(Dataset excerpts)
Start of Block
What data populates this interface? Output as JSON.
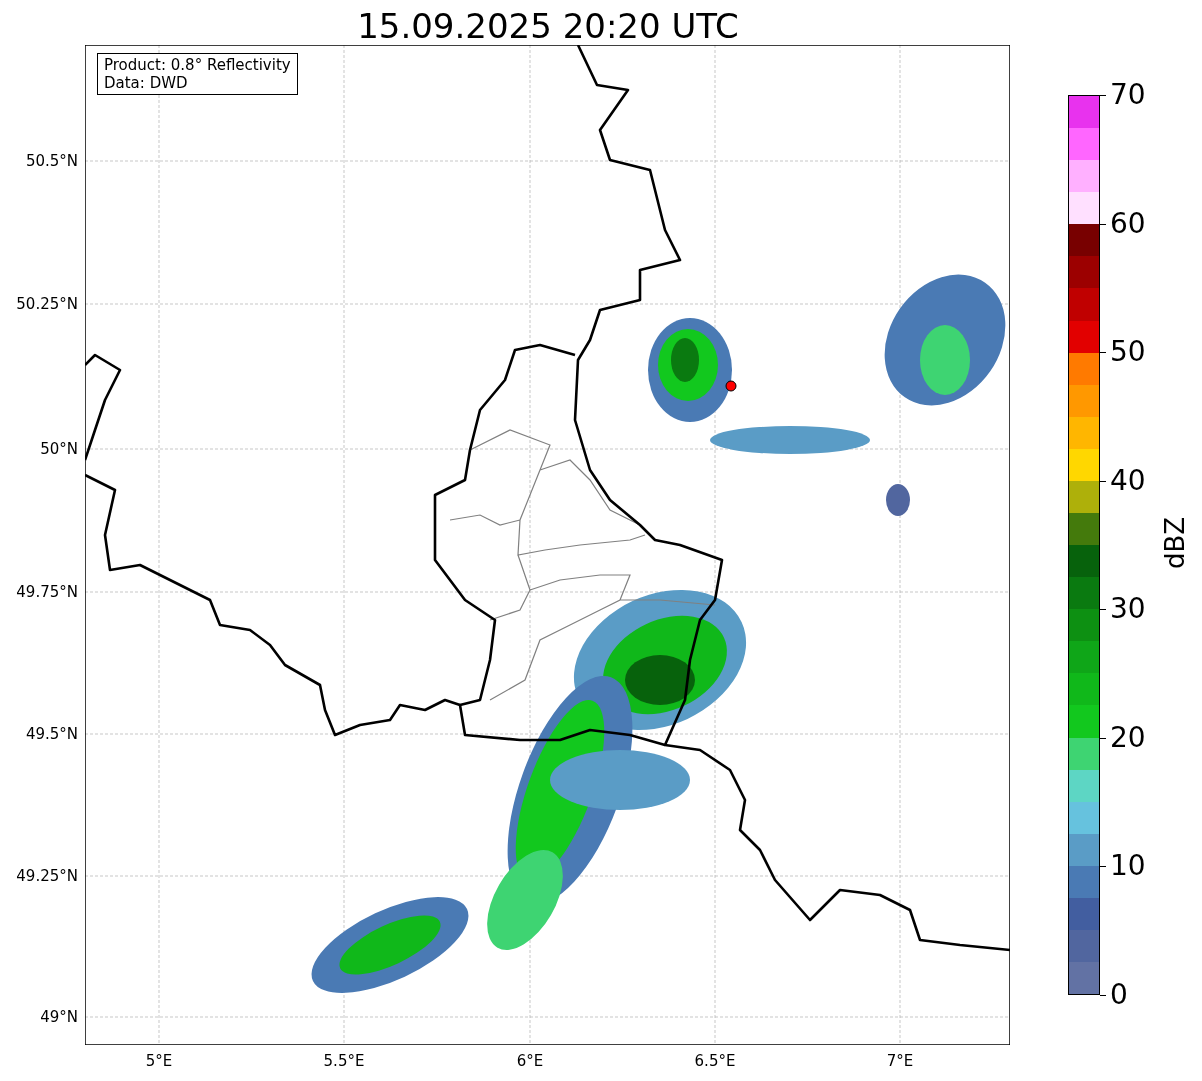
{
  "title": "15.09.2025 20:20 UTC",
  "info_box": [
    "Product: 0.8° Reflectivity",
    "Data: DWD"
  ],
  "y_ticks": [
    "50.5°N",
    "50.25°N",
    "50°N",
    "49.75°N",
    "49.5°N",
    "49.25°N",
    "49°N"
  ],
  "x_ticks": [
    "5°E",
    "5.5°E",
    "6°E",
    "6.5°E",
    "7°E"
  ],
  "colorbar": {
    "label": "dBZ",
    "ticks": [
      "70",
      "60",
      "50",
      "40",
      "30",
      "20",
      "10",
      "0"
    ],
    "segments": [
      {
        "color": "#e832ee"
      },
      {
        "color": "#ff66ff"
      },
      {
        "color": "#ffb0ff"
      },
      {
        "color": "#ffe0ff"
      },
      {
        "color": "#780000"
      },
      {
        "color": "#9c0000"
      },
      {
        "color": "#c00000"
      },
      {
        "color": "#e20000"
      },
      {
        "color": "#ff7a00"
      },
      {
        "color": "#ff9800"
      },
      {
        "color": "#ffb600"
      },
      {
        "color": "#ffd700"
      },
      {
        "color": "#aeb00a"
      },
      {
        "color": "#447a0c"
      },
      {
        "color": "#07620c"
      },
      {
        "color": "#0a7a10"
      },
      {
        "color": "#0d9012"
      },
      {
        "color": "#0fa618"
      },
      {
        "color": "#10b81a"
      },
      {
        "color": "#12c81e"
      },
      {
        "color": "#3ed472"
      },
      {
        "color": "#5dd6c4"
      },
      {
        "color": "#66c2de"
      },
      {
        "color": "#5a9cc6"
      },
      {
        "color": "#4a7ab4"
      },
      {
        "color": "#425ea0"
      },
      {
        "color": "#51669f"
      },
      {
        "color": "#6272a4"
      }
    ]
  }
}
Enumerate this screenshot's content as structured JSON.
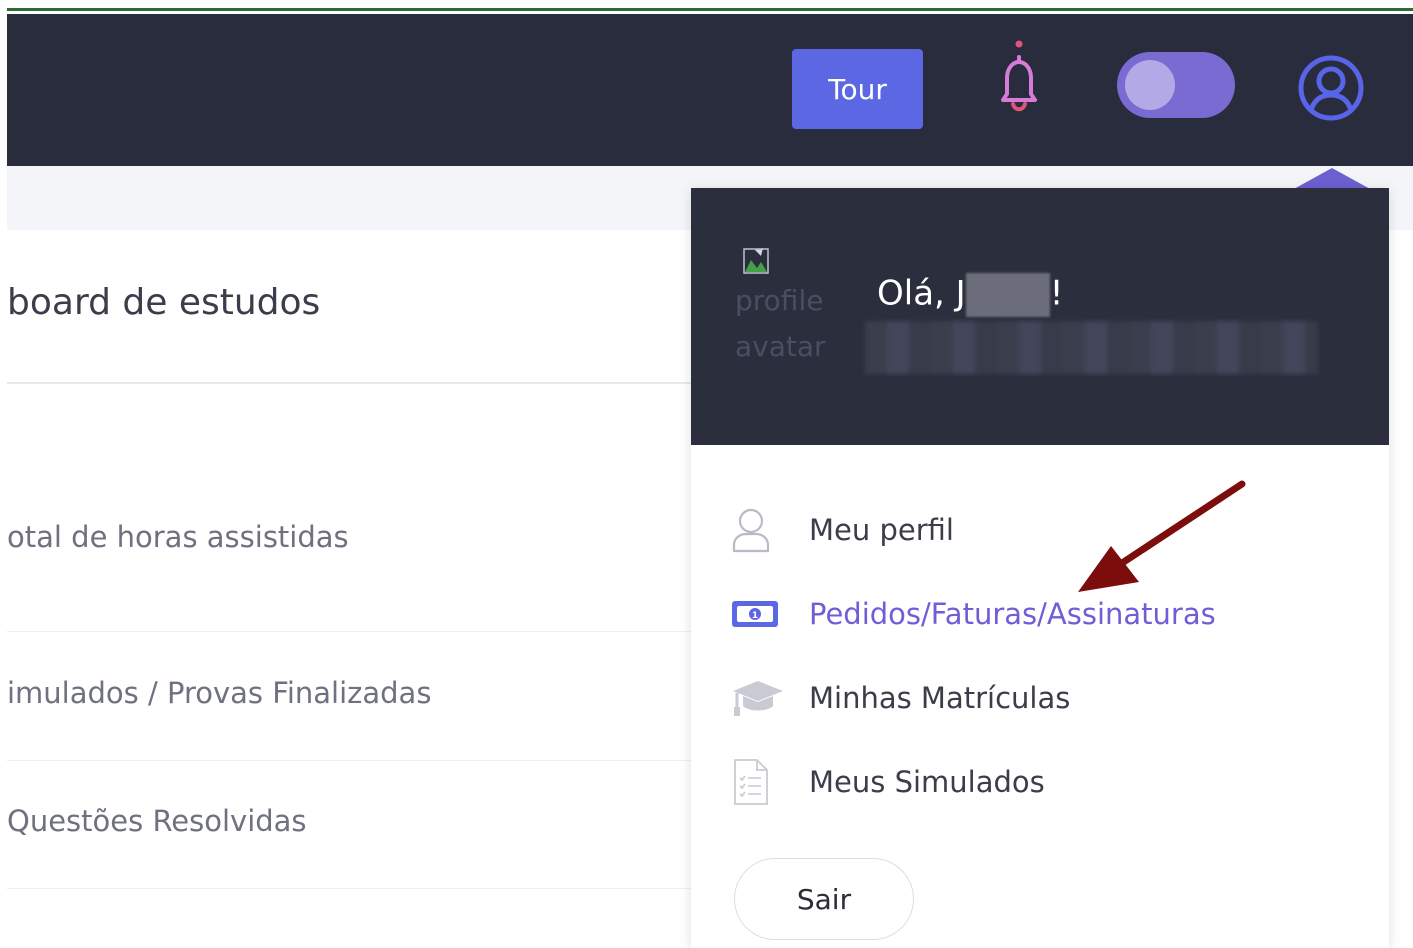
{
  "header": {
    "tour_label": "Tour",
    "notification_dot_color": "#e0567a",
    "accent": "#5b67e3"
  },
  "page": {
    "title": "board de estudos",
    "stats": [
      "otal de horas assistidas",
      "imulados / Provas Finalizadas",
      "Questões Resolvidas"
    ]
  },
  "profile_menu": {
    "avatar_alt": "profile avatar",
    "greeting_prefix": "Olá, J",
    "greeting_suffix": "!",
    "items": [
      {
        "label": "Meu perfil",
        "icon": "user-icon"
      },
      {
        "label": "Pedidos/Faturas/Assinaturas",
        "icon": "money-bill-icon",
        "active": true
      },
      {
        "label": "Minhas Matrículas",
        "icon": "graduation-cap-icon"
      },
      {
        "label": "Meus Simulados",
        "icon": "document-checklist-icon"
      }
    ],
    "logout_label": "Sair"
  },
  "annotation": {
    "color": "#7b0d0d"
  }
}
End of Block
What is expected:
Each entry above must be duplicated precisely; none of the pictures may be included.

Solution to this task:
What data populates this interface? Output as JSON.
{
  "title": "15.09.2025 20:20 UTC",
  "info_box": [
    "Product: 0.8° Reflectivity",
    "Data: DWD"
  ],
  "y_ticks": [
    "50.5°N",
    "50.25°N",
    "50°N",
    "49.75°N",
    "49.5°N",
    "49.25°N",
    "49°N"
  ],
  "x_ticks": [
    "5°E",
    "5.5°E",
    "6°E",
    "6.5°E",
    "7°E"
  ],
  "colorbar": {
    "label": "dBZ",
    "ticks": [
      "70",
      "60",
      "50",
      "40",
      "30",
      "20",
      "10",
      "0"
    ],
    "segments": [
      {
        "color": "#e832ee"
      },
      {
        "color": "#ff66ff"
      },
      {
        "color": "#ffb0ff"
      },
      {
        "color": "#ffe0ff"
      },
      {
        "color": "#780000"
      },
      {
        "color": "#9c0000"
      },
      {
        "color": "#c00000"
      },
      {
        "color": "#e20000"
      },
      {
        "color": "#ff7a00"
      },
      {
        "color": "#ff9800"
      },
      {
        "color": "#ffb600"
      },
      {
        "color": "#ffd700"
      },
      {
        "color": "#aeb00a"
      },
      {
        "color": "#447a0c"
      },
      {
        "color": "#07620c"
      },
      {
        "color": "#0a7a10"
      },
      {
        "color": "#0d9012"
      },
      {
        "color": "#0fa618"
      },
      {
        "color": "#10b81a"
      },
      {
        "color": "#12c81e"
      },
      {
        "color": "#3ed472"
      },
      {
        "color": "#5dd6c4"
      },
      {
        "color": "#66c2de"
      },
      {
        "color": "#5a9cc6"
      },
      {
        "color": "#4a7ab4"
      },
      {
        "color": "#425ea0"
      },
      {
        "color": "#51669f"
      },
      {
        "color": "#6272a4"
      }
    ]
  }
}
Enumerate this screenshot's content as structured JSON.
{
  "header": {
    "tour_label": "Tour",
    "notification_dot_color": "#e0567a",
    "accent": "#5b67e3"
  },
  "page": {
    "title": "board de estudos",
    "stats": [
      "otal de horas assistidas",
      "imulados / Provas Finalizadas",
      "Questões Resolvidas"
    ]
  },
  "profile_menu": {
    "avatar_alt": "profile avatar",
    "greeting_prefix": "Olá, J",
    "greeting_suffix": "!",
    "items": [
      {
        "label": "Meu perfil",
        "icon": "user-icon"
      },
      {
        "label": "Pedidos/Faturas/Assinaturas",
        "icon": "money-bill-icon",
        "active": true
      },
      {
        "label": "Minhas Matrículas",
        "icon": "graduation-cap-icon"
      },
      {
        "label": "Meus Simulados",
        "icon": "document-checklist-icon"
      }
    ],
    "logout_label": "Sair"
  },
  "annotation": {
    "color": "#7b0d0d"
  }
}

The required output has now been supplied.